- _EXERCISE DETAILS_:
Report every line of the data that includes "Loading".

- _EXERCISE DATA_:
[Start of section]
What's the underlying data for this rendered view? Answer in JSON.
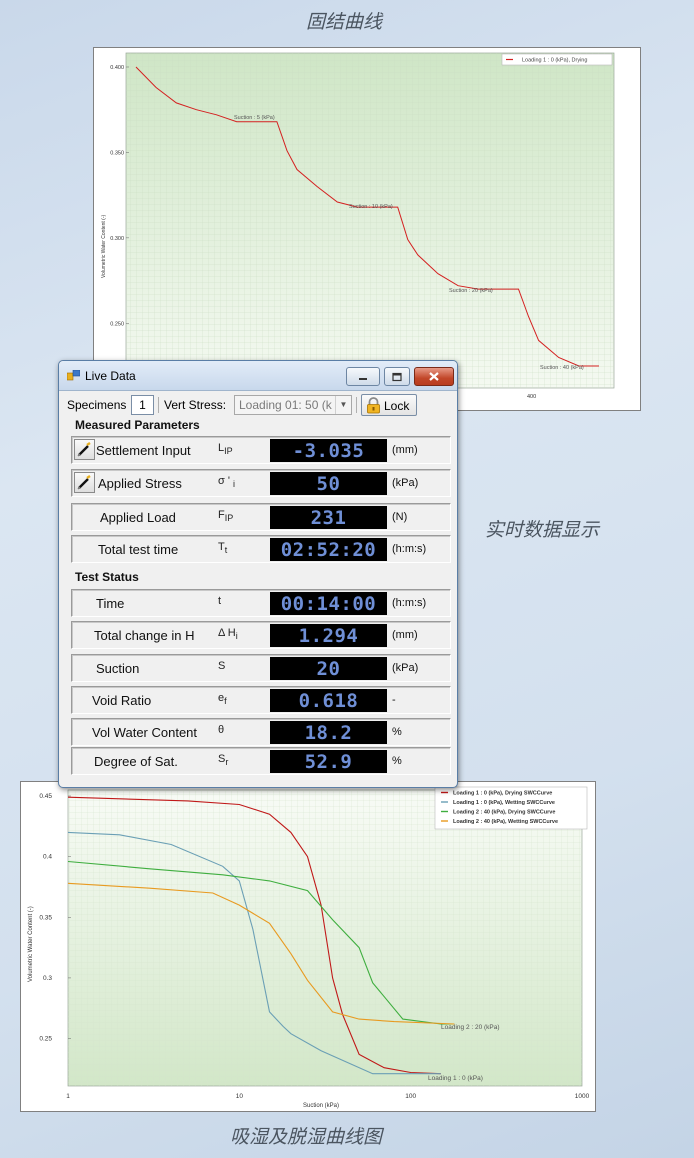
{
  "captions": {
    "consolidation": "固结曲线",
    "live": "实时数据显示",
    "swcc": "吸湿及脱湿曲线图"
  },
  "top_chart": {
    "legend": "Loading 1 : 0 (kPa), Drying",
    "ylabel": "Volumetric Water Content (-)",
    "yticks": [
      "0.400",
      "0.350",
      "0.300",
      "0.250"
    ],
    "xticks": [
      "400"
    ],
    "annotations": [
      "Suction : 5 (kPa)",
      "Suction : 10 (kPa)",
      "Suction : 20 (kPa)",
      "Suction : 40 (kPa)"
    ],
    "line_color": "#d42020"
  },
  "window": {
    "title": "Live Data",
    "specimens_label": "Specimens",
    "specimens_value": "1",
    "vert_stress_label": "Vert Stress:",
    "vert_stress_value": "Loading 01: 50 (k",
    "lock_label": "Lock",
    "measured_title": "Measured Parameters",
    "status_title": "Test Status",
    "measured": [
      {
        "name": "Settlement Input",
        "sym": "L",
        "sub": "IP",
        "value": "-3.035",
        "unit": "(mm)"
      },
      {
        "name": "Applied Stress",
        "sym": "σ ' ",
        "sub": "i",
        "value": "50",
        "unit": "(kPa)"
      },
      {
        "name": "Applied Load",
        "sym": "F",
        "sub": "IP",
        "value": "231",
        "unit": "(N)"
      },
      {
        "name": "Total test time",
        "sym": "T",
        "sub": "t",
        "value": "02:52:20",
        "unit": "(h:m:s)"
      }
    ],
    "status": [
      {
        "name": "Time",
        "sym": "t",
        "sub": "",
        "value": "00:14:00",
        "unit": "(h:m:s)"
      },
      {
        "name": "Total change in H",
        "sym": "Δ H",
        "sub": "i",
        "value": "1.294",
        "unit": "(mm)"
      },
      {
        "name": "Suction",
        "sym": "S",
        "sub": "",
        "value": "20",
        "unit": "(kPa)"
      },
      {
        "name": "Void Ratio",
        "sym": "e",
        "sub": "f",
        "value": "0.618",
        "unit": "-"
      },
      {
        "name": "Vol Water Content",
        "sym": "θ",
        "sub": "",
        "value": "18.2",
        "unit": "%"
      },
      {
        "name": "Degree of Sat.",
        "sym": "S",
        "sub": "r",
        "value": "52.9",
        "unit": "%"
      }
    ]
  },
  "chart_data": [
    {
      "type": "line",
      "ylabel": "Volumetric Water Content (-)",
      "series": [
        {
          "name": "Loading 1 : 0 (kPa), Drying",
          "x": [
            0,
            20,
            40,
            60,
            80,
            100,
            120,
            140,
            150,
            160,
            180,
            200,
            220,
            240,
            260,
            270,
            280,
            300,
            320,
            340,
            360,
            380,
            390,
            400,
            420,
            440,
            460
          ],
          "y": [
            0.4,
            0.388,
            0.379,
            0.375,
            0.372,
            0.368,
            0.368,
            0.368,
            0.351,
            0.34,
            0.33,
            0.321,
            0.318,
            0.318,
            0.318,
            0.299,
            0.29,
            0.279,
            0.272,
            0.27,
            0.27,
            0.27,
            0.254,
            0.24,
            0.23,
            0.225,
            0.225
          ]
        }
      ],
      "annotations": [
        "Suction : 5 (kPa)",
        "Suction : 10 (kPa)",
        "Suction : 20 (kPa)",
        "Suction : 40 (kPa)"
      ]
    },
    {
      "type": "line",
      "xscale": "log",
      "xlabel": "Suction (kPa)",
      "ylabel": "Volumetric Water Content (-)",
      "xlim": [
        1,
        1000
      ],
      "ylim": [
        0.21,
        0.45
      ],
      "xticks": [
        "1",
        "10",
        "100",
        "1000"
      ],
      "yticks": [
        "0.45",
        "0.4",
        "0.35",
        "0.3",
        "0.25"
      ],
      "series": [
        {
          "name": "Loading 1 : 0 (kPa), Drying SWCCurve",
          "color": "#c01818",
          "x": [
            1,
            5,
            10,
            15,
            20,
            25,
            30,
            35,
            40,
            50,
            70,
            100,
            150
          ],
          "y": [
            0.449,
            0.446,
            0.443,
            0.435,
            0.42,
            0.4,
            0.36,
            0.3,
            0.27,
            0.237,
            0.226,
            0.222,
            0.221
          ]
        },
        {
          "name": "Loading 1 : 0 (kPa), Wetting SWCCurve",
          "color": "#6a9fb5",
          "x": [
            1,
            2,
            4,
            8,
            10,
            12,
            15,
            18,
            20,
            30,
            60,
            100,
            150
          ],
          "y": [
            0.42,
            0.418,
            0.41,
            0.392,
            0.38,
            0.34,
            0.272,
            0.26,
            0.254,
            0.24,
            0.221,
            0.221,
            0.221
          ]
        },
        {
          "name": "Loading 2 : 40 (kPa), Drying SWCCurve",
          "color": "#3fae3f",
          "x": [
            1,
            3,
            8,
            15,
            25,
            35,
            50,
            60,
            90,
            150,
            180
          ],
          "y": [
            0.396,
            0.39,
            0.385,
            0.38,
            0.372,
            0.348,
            0.325,
            0.296,
            0.266,
            0.262,
            0.262
          ]
        },
        {
          "name": "Loading 2 : 40 (kPa), Wetting SWCCurve",
          "color": "#e89a20",
          "x": [
            1,
            3,
            7,
            10,
            15,
            20,
            25,
            35,
            50,
            80,
            180
          ],
          "y": [
            0.378,
            0.374,
            0.37,
            0.36,
            0.345,
            0.32,
            0.298,
            0.272,
            0.266,
            0.264,
            0.262
          ]
        }
      ],
      "annotations": [
        "Loading 2 : 20 (kPa)",
        "Loading 1 : 0 (kPa)"
      ]
    }
  ]
}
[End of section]
- _RESPONSE TO THIS EXERCISE_:
    "legend": "Loading 1 : 0 (kPa), Drying",
    "vert_stress_value": "Loading 01: 50 (k",
          "name": "Loading 1 : 0 (kPa), Drying",
          "name": "Loading 1 : 0 (kPa), Drying SWCCurve",
          "name": "Loading 1 : 0 (kPa), Wetting SWCCurve",
          "name": "Loading 2 : 40 (kPa), Drying SWCCurve",
          "name": "Loading 2 : 40 (kPa), Wetting SWCCurve",
        "Loading 2 : 20 (kPa)",
        "Loading 1 : 0 (kPa)"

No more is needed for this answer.